The entries below are to be restated exactly, and their images are to be omitted.

Top of DATA LISTING

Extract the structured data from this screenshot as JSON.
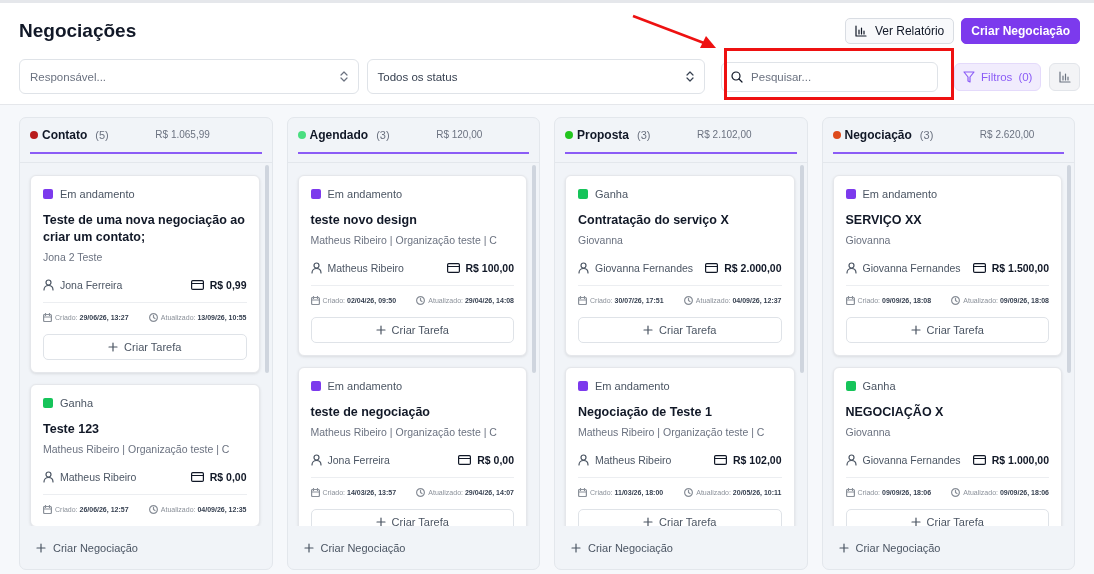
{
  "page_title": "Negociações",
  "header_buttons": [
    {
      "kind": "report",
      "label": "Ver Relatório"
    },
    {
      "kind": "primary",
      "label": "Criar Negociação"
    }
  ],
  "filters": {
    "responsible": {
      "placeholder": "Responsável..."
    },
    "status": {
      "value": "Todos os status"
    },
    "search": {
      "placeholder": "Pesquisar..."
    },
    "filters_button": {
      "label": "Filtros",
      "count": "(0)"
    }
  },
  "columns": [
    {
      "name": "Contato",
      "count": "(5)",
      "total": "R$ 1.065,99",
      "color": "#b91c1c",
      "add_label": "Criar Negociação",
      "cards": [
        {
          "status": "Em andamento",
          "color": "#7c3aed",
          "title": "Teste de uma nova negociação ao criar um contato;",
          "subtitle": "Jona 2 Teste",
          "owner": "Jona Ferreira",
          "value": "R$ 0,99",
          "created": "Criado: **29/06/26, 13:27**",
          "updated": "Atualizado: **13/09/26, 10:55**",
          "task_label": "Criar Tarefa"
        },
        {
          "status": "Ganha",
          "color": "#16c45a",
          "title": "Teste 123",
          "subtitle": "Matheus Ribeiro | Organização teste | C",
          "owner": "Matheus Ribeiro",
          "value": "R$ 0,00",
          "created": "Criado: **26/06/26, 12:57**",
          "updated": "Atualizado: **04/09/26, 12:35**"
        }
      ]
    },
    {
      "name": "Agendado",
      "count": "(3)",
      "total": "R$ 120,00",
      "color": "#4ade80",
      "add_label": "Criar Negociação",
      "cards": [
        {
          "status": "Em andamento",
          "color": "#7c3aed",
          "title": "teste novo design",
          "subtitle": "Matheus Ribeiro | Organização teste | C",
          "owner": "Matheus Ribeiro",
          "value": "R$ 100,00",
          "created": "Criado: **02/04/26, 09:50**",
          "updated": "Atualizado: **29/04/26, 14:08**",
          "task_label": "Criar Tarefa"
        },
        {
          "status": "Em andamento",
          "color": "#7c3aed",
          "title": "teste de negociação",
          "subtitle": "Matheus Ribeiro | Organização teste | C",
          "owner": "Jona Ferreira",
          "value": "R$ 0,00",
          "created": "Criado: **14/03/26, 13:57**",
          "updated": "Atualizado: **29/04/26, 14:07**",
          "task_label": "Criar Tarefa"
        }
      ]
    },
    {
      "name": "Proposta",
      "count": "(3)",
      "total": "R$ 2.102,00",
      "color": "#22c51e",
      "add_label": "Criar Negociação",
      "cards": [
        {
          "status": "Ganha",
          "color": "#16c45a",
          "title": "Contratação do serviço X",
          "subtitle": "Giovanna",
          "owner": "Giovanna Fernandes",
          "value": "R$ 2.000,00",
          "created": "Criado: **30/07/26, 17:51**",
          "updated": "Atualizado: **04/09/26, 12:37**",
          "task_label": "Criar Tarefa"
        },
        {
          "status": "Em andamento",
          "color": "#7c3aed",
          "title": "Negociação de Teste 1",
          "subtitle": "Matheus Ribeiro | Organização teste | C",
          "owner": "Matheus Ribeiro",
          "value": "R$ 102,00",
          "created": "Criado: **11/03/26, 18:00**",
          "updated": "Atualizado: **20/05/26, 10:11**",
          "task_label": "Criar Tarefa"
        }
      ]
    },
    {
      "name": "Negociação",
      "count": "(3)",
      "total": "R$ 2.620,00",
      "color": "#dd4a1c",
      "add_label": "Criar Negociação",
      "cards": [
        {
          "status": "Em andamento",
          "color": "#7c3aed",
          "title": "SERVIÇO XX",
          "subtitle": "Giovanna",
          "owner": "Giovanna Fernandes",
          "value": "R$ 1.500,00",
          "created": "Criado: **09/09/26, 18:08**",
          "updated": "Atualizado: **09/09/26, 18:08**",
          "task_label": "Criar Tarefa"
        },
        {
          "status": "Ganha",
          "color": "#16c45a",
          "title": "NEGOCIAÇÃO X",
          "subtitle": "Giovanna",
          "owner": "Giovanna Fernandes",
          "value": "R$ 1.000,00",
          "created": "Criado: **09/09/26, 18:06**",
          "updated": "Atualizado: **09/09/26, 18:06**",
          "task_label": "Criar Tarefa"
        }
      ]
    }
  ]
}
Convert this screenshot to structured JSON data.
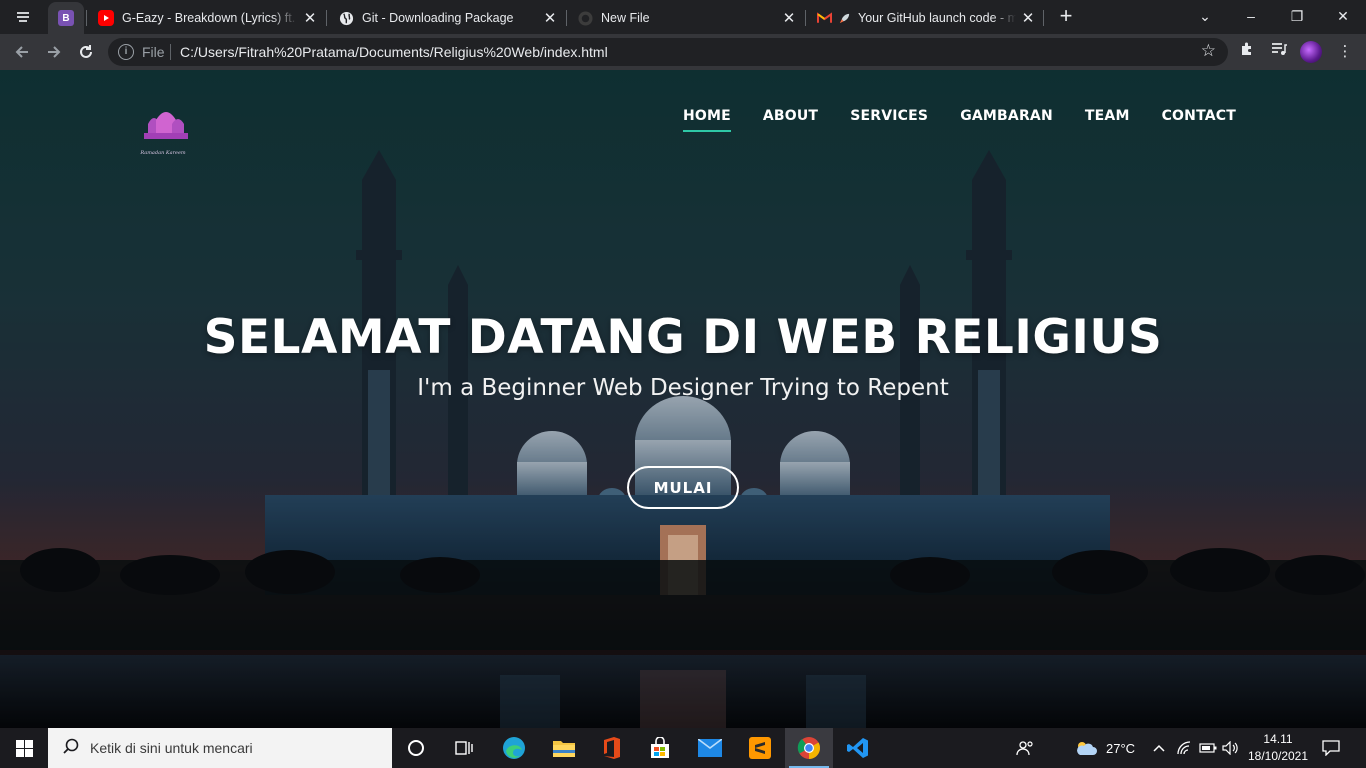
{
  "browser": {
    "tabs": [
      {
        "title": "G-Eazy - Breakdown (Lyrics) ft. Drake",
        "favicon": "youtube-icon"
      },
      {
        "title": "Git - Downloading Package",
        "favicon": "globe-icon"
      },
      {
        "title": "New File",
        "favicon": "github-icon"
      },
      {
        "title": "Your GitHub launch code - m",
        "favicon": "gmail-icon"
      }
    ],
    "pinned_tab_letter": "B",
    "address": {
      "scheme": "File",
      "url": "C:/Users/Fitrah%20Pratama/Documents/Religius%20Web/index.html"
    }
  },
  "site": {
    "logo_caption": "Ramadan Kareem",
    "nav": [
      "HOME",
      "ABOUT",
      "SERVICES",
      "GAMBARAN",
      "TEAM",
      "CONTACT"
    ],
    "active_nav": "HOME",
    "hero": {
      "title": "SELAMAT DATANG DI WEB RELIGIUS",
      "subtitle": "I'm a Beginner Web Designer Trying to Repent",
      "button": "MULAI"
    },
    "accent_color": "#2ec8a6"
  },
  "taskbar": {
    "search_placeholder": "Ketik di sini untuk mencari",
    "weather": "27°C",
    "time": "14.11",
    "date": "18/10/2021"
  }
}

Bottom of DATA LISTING

ANSWER SPACE
Extract the structured data from this screenshot as JSON.
{
  "page_title": "Negociações",
  "header_buttons": [
    {
      "kind": "report",
      "label": "Ver Relatório"
    },
    {
      "kind": "primary",
      "label": "Criar Negociação"
    }
  ],
  "filters": {
    "responsible": {
      "placeholder": "Responsável..."
    },
    "status": {
      "value": "Todos os status"
    },
    "search": {
      "placeholder": "Pesquisar..."
    },
    "filters_button": {
      "label": "Filtros",
      "count": "(0)"
    }
  },
  "columns": [
    {
      "name": "Contato",
      "count": "(5)",
      "total": "R$ 1.065,99",
      "color": "#b91c1c",
      "add_label": "Criar Negociação",
      "cards": [
        {
          "status": "Em andamento",
          "color": "#7c3aed",
          "title": "Teste de uma nova negociação ao criar um contato;",
          "subtitle": "Jona 2 Teste",
          "owner": "Jona Ferreira",
          "value": "R$ 0,99",
          "created": "Criado: **29/06/26, 13:27**",
          "updated": "Atualizado: **13/09/26, 10:55**",
          "task_label": "Criar Tarefa"
        },
        {
          "status": "Ganha",
          "color": "#16c45a",
          "title": "Teste 123",
          "subtitle": "Matheus Ribeiro | Organização teste | C",
          "owner": "Matheus Ribeiro",
          "value": "R$ 0,00",
          "created": "Criado: **26/06/26, 12:57**",
          "updated": "Atualizado: **04/09/26, 12:35**"
        }
      ]
    },
    {
      "name": "Agendado",
      "count": "(3)",
      "total": "R$ 120,00",
      "color": "#4ade80",
      "add_label": "Criar Negociação",
      "cards": [
        {
          "status": "Em andamento",
          "color": "#7c3aed",
          "title": "teste novo design",
          "subtitle": "Matheus Ribeiro | Organização teste | C",
          "owner": "Matheus Ribeiro",
          "value": "R$ 100,00",
          "created": "Criado: **02/04/26, 09:50**",
          "updated": "Atualizado: **29/04/26, 14:08**",
          "task_label": "Criar Tarefa"
        },
        {
          "status": "Em andamento",
          "color": "#7c3aed",
          "title": "teste de negociação",
          "subtitle": "Matheus Ribeiro | Organização teste | C",
          "owner": "Jona Ferreira",
          "value": "R$ 0,00",
          "created": "Criado: **14/03/26, 13:57**",
          "updated": "Atualizado: **29/04/26, 14:07**",
          "task_label": "Criar Tarefa"
        }
      ]
    },
    {
      "name": "Proposta",
      "count": "(3)",
      "total": "R$ 2.102,00",
      "color": "#22c51e",
      "add_label": "Criar Negociação",
      "cards": [
        {
          "status": "Ganha",
          "color": "#16c45a",
          "title": "Contratação do serviço X",
          "subtitle": "Giovanna",
          "owner": "Giovanna Fernandes",
          "value": "R$ 2.000,00",
          "created": "Criado: **30/07/26, 17:51**",
          "updated": "Atualizado: **04/09/26, 12:37**",
          "task_label": "Criar Tarefa"
        },
        {
          "status": "Em andamento",
          "color": "#7c3aed",
          "title": "Negociação de Teste 1",
          "subtitle": "Matheus Ribeiro | Organização teste | C",
          "owner": "Matheus Ribeiro",
          "value": "R$ 102,00",
          "created": "Criado: **11/03/26, 18:00**",
          "updated": "Atualizado: **20/05/26, 10:11**",
          "task_label": "Criar Tarefa"
        }
      ]
    },
    {
      "name": "Negociação",
      "count": "(3)",
      "total": "R$ 2.620,00",
      "color": "#dd4a1c",
      "add_label": "Criar Negociação",
      "cards": [
        {
          "status": "Em andamento",
          "color": "#7c3aed",
          "title": "SERVIÇO XX",
          "subtitle": "Giovanna",
          "owner": "Giovanna Fernandes",
          "value": "R$ 1.500,00",
          "created": "Criado: **09/09/26, 18:08**",
          "updated": "Atualizado: **09/09/26, 18:08**",
          "task_label": "Criar Tarefa"
        },
        {
          "status": "Ganha",
          "color": "#16c45a",
          "title": "NEGOCIAÇÃO X",
          "subtitle": "Giovanna",
          "owner": "Giovanna Fernandes",
          "value": "R$ 1.000,00",
          "created": "Criado: **09/09/26, 18:06**",
          "updated": "Atualizado: **09/09/26, 18:06**",
          "task_label": "Criar Tarefa"
        }
      ]
    }
  ]
}
Convert this screenshot to structured JSON data.
{
  "browser": {
    "tabs": [
      {
        "title": "G-Eazy - Breakdown (Lyrics) ft. Drake",
        "favicon": "youtube-icon"
      },
      {
        "title": "Git - Downloading Package",
        "favicon": "globe-icon"
      },
      {
        "title": "New File",
        "favicon": "github-icon"
      },
      {
        "title": "Your GitHub launch code - m",
        "favicon": "gmail-icon"
      }
    ],
    "pinned_tab_letter": "B",
    "address": {
      "scheme": "File",
      "url": "C:/Users/Fitrah%20Pratama/Documents/Religius%20Web/index.html"
    }
  },
  "site": {
    "logo_caption": "Ramadan Kareem",
    "nav": [
      "HOME",
      "ABOUT",
      "SERVICES",
      "GAMBARAN",
      "TEAM",
      "CONTACT"
    ],
    "active_nav": "HOME",
    "hero": {
      "title": "SELAMAT DATANG DI WEB RELIGIUS",
      "subtitle": "I'm a Beginner Web Designer Trying to Repent",
      "button": "MULAI"
    },
    "accent_color": "#2ec8a6"
  },
  "taskbar": {
    "search_placeholder": "Ketik di sini untuk mencari",
    "weather": "27°C",
    "time": "14.11",
    "date": "18/10/2021"
  }
}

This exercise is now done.